Once you have provided the tenant with written notice of the rent increase, the tenant has the right to either accept the new rent amount or vacate the property. If the tenant decides to vacate, they must provide you with written notice and must do so within a certain timeframe, as specified in the California state law.
In conclusion, landlords in California are allowed to raise the rent on their rental property, but they must follow specific rules and regulations. Be sure to understand the state and local laws regarding rent control and provide the tenant with written notice of any rent increases. By following these steps, you can legally raise the rent on your rental property in California.
FAQ #2: What are best practices to handle rent increases for my California rental property?
As a landlord, you may occasionally need to increase the rent for your rental property in order to keep up with market conditions or to cover the costs of maintaining and improving the property. However, rent increases can be a sensitive issue for tenants, and it is important to handle them carefully and fairly. Here are some best practices for handling rent increases for your rental property in California.
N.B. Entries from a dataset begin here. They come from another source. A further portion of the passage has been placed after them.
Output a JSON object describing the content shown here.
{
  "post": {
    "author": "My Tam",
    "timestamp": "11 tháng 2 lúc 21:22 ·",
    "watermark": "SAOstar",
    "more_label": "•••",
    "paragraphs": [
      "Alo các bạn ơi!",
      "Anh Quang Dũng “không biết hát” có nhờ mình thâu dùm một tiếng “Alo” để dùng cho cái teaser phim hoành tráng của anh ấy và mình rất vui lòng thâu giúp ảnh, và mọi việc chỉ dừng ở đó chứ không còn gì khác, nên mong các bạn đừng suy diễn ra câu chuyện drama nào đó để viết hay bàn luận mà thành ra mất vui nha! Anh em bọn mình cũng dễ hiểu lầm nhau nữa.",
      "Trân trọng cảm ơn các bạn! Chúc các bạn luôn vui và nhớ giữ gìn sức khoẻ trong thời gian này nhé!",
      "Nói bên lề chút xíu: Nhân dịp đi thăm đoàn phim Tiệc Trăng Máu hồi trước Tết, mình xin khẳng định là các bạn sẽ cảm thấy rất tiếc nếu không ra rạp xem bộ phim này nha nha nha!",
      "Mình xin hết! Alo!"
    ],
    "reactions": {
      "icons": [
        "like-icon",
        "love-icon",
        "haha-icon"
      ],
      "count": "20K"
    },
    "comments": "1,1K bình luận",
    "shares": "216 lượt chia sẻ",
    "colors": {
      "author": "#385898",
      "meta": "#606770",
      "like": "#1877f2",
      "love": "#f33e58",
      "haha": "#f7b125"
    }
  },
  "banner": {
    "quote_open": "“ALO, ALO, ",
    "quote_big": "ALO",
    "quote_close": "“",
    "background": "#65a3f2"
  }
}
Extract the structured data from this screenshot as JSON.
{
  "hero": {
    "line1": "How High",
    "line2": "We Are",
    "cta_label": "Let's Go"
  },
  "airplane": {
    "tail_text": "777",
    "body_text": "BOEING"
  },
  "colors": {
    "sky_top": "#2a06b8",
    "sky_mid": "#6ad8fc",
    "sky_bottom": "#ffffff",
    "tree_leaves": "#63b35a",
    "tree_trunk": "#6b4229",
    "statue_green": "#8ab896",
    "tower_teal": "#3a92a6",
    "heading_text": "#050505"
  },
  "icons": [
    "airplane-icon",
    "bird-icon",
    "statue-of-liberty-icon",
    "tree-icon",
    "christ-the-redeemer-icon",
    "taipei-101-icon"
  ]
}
First and foremost, it is important to understand the laws and regulations governing rent increases in California. Under state law, landlords are generally allowed to increase the rent for a rental property as long as they give the tenant proper notice. As previously mentioned, for month-to-month rental agreements, landlords must give the tenant at least 30 days’ notice of a rent increase. For fixed-term rental agreements, landlords must give the tenant at least 60 days’ notice of a rent increase that will take effect at the end of the term.
Another important best practice for handling rent increases is to communicate with your tenants openly and transparently. When you are considering a rent increase, it is a good idea to discuss your reasons for the increase with your tenants and explain how the increase will be used to improve the property or cover maintenance costs. This can help to build trust and understanding between you and your tenants.
It is also important to be fair and reasonable when setting the amount of the rent increase. Landlords are generally allowed to increase the rent by any amount they choose, but it is important to consider the current market conditions and your tenants’ ability to pay. If you are considering a significant rent increase, it may be helpful to offer your tenants a discount or other incentive to encourage them to renew their lease.
In conclusion, handling rent increases for your rental property in California requires a balanced and fair approach. By understanding the legal requirements, communicating openly with your tenants, and setting a reasonable amount for the increase, you can effectively handle rent increases and maintain a positive landlord-tenant relationship.